** Opening Records shown block **

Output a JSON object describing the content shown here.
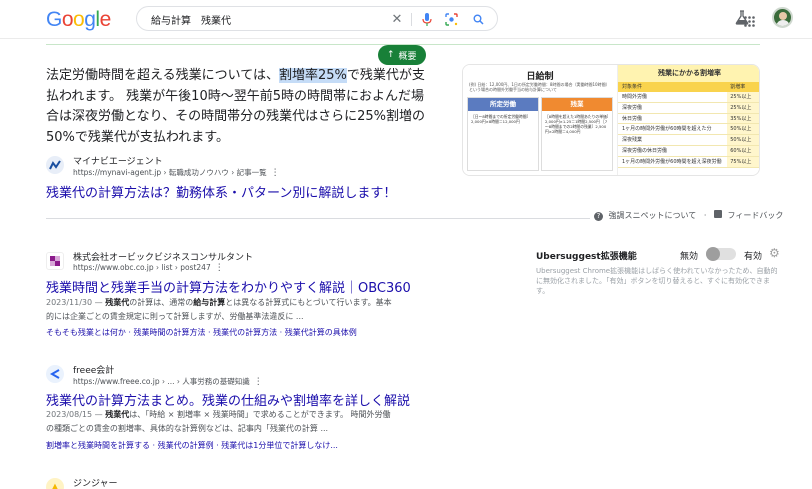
{
  "header": {
    "logo_letters": [
      "G",
      "o",
      "o",
      "g",
      "l",
      "e"
    ],
    "logo_colors": [
      "#4285F4",
      "#EA4335",
      "#FBBC05",
      "#4285F4",
      "#34A853",
      "#EA4335"
    ],
    "search_query": "給与計算　残業代"
  },
  "overview_button": "概要",
  "featured_snippet": {
    "text_before": "法定労働時間を超える残業については、",
    "highlight": "割増率25%",
    "text_after": "で残業代が支払われます。 残業が午後10時〜翌午前5時の時間帯におよんだ場合は深夜労働となり、その時間帯分の残業代はさらに25%割増の50%で残業代が支払われます。",
    "source_name": "マイナビエージェント",
    "source_url": "https://mynavi-agent.jp › 転職成功ノウハウ › 記事一覧",
    "title": "残業代の計算方法は？勤務体系・パターン別に解説します！",
    "image": {
      "left_title": "日給制",
      "left_caption": "(例) 日給：12,000円、1日の所定労働時間：8時間の場合（実働時間10時間）という場合の時間外労働手当の給与計算について",
      "box1_title": "所定労働",
      "box1_text": "［日～8時間までの所定労働時間］2,000円×8時間＝12,000円",
      "box2_title": "残業",
      "box2_text": "［8時間を超えた1時間あたりの単価］2,000円×1.25＝1時間2,500円 ［7～8時間までの2時間の残業］2,500円×2時間＝4,000円",
      "right_title": "残業にかかる割増率",
      "col1": "対象条件",
      "col2": "割増率",
      "rows": [
        {
          "cond": "時間外労働",
          "rate": "25%以上"
        },
        {
          "cond": "深夜労働",
          "rate": "25%以上"
        },
        {
          "cond": "休日労働",
          "rate": "35%以上"
        },
        {
          "cond": "1ヶ月の時間外労働が60時間を超えた分",
          "rate": "50%以上"
        },
        {
          "cond": "深夜残業",
          "rate": "50%以上"
        },
        {
          "cond": "深夜労働の休日労働",
          "rate": "60%以上"
        },
        {
          "cond": "1ヶ月の時間外労働が60時間を超え深夜労働",
          "rate": "75%以上"
        }
      ]
    }
  },
  "snippet_footer": {
    "about": "強調スニペットについて",
    "feedback": "フィードバック"
  },
  "results": [
    {
      "source_name": "株式会社オービックビジネスコンサルタント",
      "source_url": "https://www.obc.co.jp › list › post247",
      "title": "残業時間と残業手当の計算方法をわかりやすく解説｜OBC360",
      "meta_line1_date": "2023/11/30 — ",
      "meta_line1_bold": "残業代",
      "meta_line1_rest": "の計算は、通常の",
      "meta_line1_bold2": "給与計算",
      "meta_line1_rest2": "とは異なる計算式にもとづいて行います。基本",
      "meta_line2": "的には企業ごとの賃金規定に則って計算しますが、労働基準法違反に ...",
      "sitelinks": "そもそも残業とは何か · 残業時間の計算方法 · 残業代の計算方法 · 残業代計算の具体例"
    },
    {
      "source_name": "freee会計",
      "source_url": "https://www.freee.co.jp › ... › 人事労務の基礎知識",
      "title": "残業代の計算方法まとめ。残業の仕組みや割増率を詳しく解説",
      "meta_line1_date": "2023/08/15 — ",
      "meta_line1_bold": "残業代",
      "meta_line1_rest": "は、「時給 × 割増率 × 残業時間」で求めることができます。 時間外労働",
      "meta_line1_bold2": "",
      "meta_line1_rest2": "",
      "meta_line2": "の種類ごとの賃金の割増率、具体的な計算例などは、記事内「残業代の計算 ...",
      "sitelinks": "割増率と残業時間を計算する · 残業代の計算例 · 残業代は1分単位で計算しなけ..."
    },
    {
      "source_name": "ジンジャー"
    }
  ],
  "ubersuggest": {
    "title": "Ubersuggest拡張機能",
    "off_label": "無効",
    "on_label": "有効",
    "description": "Ubersuggest Chrome拡張機能はしばらく使われていなかったため、自動的に無効化されました。「有効」ボタンを切り替えると、すぐに有効化できます。"
  }
}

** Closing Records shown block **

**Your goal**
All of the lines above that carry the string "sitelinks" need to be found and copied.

**Answer section**
      "sitelinks": "そもそも残業とは何か · 残業時間の計算方法 · 残業代の計算方法 · 残業代計算の具体例"
      "sitelinks": "割増率と残業時間を計算する · 残業代の計算例 · 残業代は1分単位で計算しなけ..."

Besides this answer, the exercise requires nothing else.